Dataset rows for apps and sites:
Content starts

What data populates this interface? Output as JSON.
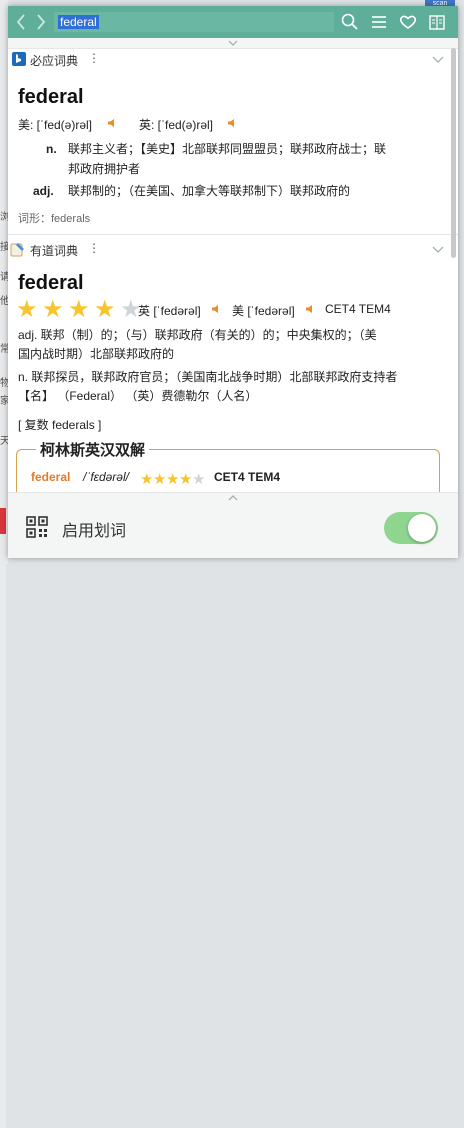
{
  "toolbar": {
    "search_value": "federal",
    "back_icon": "chevron-left-icon",
    "forward_icon": "chevron-right-icon",
    "search_icon": "search-icon",
    "menu_icon": "menu-icon",
    "favorite_icon": "heart-icon",
    "reading_icon": "reading-icon"
  },
  "background": {
    "tag": "scan",
    "side_chars": [
      "浏",
      "接",
      "请",
      "他",
      "常",
      "物",
      "家",
      "天"
    ]
  },
  "bing": {
    "name": "必应词典",
    "menu": "⋮",
    "word": "federal",
    "phonetic_us": "美: [ˈfed(ə)rəl]",
    "phonetic_uk": "英: [ˈfed(ə)rəl]",
    "senses": [
      {
        "pos": "n.",
        "lines": [
          "联邦主义者；【美史】北部联邦同盟盟员；联邦政府战士；联",
          "邦政府拥护者"
        ]
      },
      {
        "pos": "adj.",
        "lines": [
          "联邦制的；（在美国、加拿大等联邦制下）联邦政府的"
        ]
      }
    ],
    "forms": "词形：federals"
  },
  "youdao": {
    "name": "有道词典",
    "menu": "⋮",
    "word": "federal",
    "rating": 4,
    "rating_max": 5,
    "phonetic_uk": "英 [ˈfedərəl]",
    "phonetic_us": "美 [ˈfedərəl]",
    "levels": "CET4 TEM4",
    "lines": [
      "adj. 联邦（制）的；（与）联邦政府（有关的）的；中央集权的；（美",
      "国内战时期）北部联邦政府的",
      "n. 联邦探员，联邦政府官员；（美国南北战争时期）北部联邦政府支持者",
      "【名】 （Federal） （英）费德勒尔（人名）"
    ],
    "plural": "[ 复数 federals ]",
    "collins": {
      "title": "柯林斯英汉双解",
      "word": "federal",
      "phonetic": "/ˈfɛdərəl/",
      "rating": 4,
      "levels": "CET4 TEM4"
    }
  },
  "footer": {
    "label": "启用划词",
    "toggle_on": true
  },
  "colors": {
    "topbar": "#5eae9a",
    "speaker": "#f08a24",
    "star": "#f6c42b",
    "star_empty": "#cfd4d8",
    "collins_word": "#e07b2a",
    "toggle": "#8fd48f"
  }
}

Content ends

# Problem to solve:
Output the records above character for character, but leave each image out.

# Answer to this problem:
What data populates this interface? Output as JSON.
{
  "toolbar": {
    "search_value": "federal",
    "back_icon": "chevron-left-icon",
    "forward_icon": "chevron-right-icon",
    "search_icon": "search-icon",
    "menu_icon": "menu-icon",
    "favorite_icon": "heart-icon",
    "reading_icon": "reading-icon"
  },
  "background": {
    "tag": "scan",
    "side_chars": [
      "浏",
      "接",
      "请",
      "他",
      "常",
      "物",
      "家",
      "天"
    ]
  },
  "bing": {
    "name": "必应词典",
    "menu": "⋮",
    "word": "federal",
    "phonetic_us": "美: [ˈfed(ə)rəl]",
    "phonetic_uk": "英: [ˈfed(ə)rəl]",
    "senses": [
      {
        "pos": "n.",
        "lines": [
          "联邦主义者；【美史】北部联邦同盟盟员；联邦政府战士；联",
          "邦政府拥护者"
        ]
      },
      {
        "pos": "adj.",
        "lines": [
          "联邦制的；（在美国、加拿大等联邦制下）联邦政府的"
        ]
      }
    ],
    "forms": "词形：federals"
  },
  "youdao": {
    "name": "有道词典",
    "menu": "⋮",
    "word": "federal",
    "rating": 4,
    "rating_max": 5,
    "phonetic_uk": "英 [ˈfedərəl]",
    "phonetic_us": "美 [ˈfedərəl]",
    "levels": "CET4 TEM4",
    "lines": [
      "adj. 联邦（制）的；（与）联邦政府（有关的）的；中央集权的；（美",
      "国内战时期）北部联邦政府的",
      "n. 联邦探员，联邦政府官员；（美国南北战争时期）北部联邦政府支持者",
      "【名】 （Federal） （英）费德勒尔（人名）"
    ],
    "plural": "[ 复数 federals ]",
    "collins": {
      "title": "柯林斯英汉双解",
      "word": "federal",
      "phonetic": "/ˈfɛdərəl/",
      "rating": 4,
      "levels": "CET4 TEM4"
    }
  },
  "footer": {
    "label": "启用划词",
    "toggle_on": true
  },
  "colors": {
    "topbar": "#5eae9a",
    "speaker": "#f08a24",
    "star": "#f6c42b",
    "star_empty": "#cfd4d8",
    "collins_word": "#e07b2a",
    "toggle": "#8fd48f"
  }
}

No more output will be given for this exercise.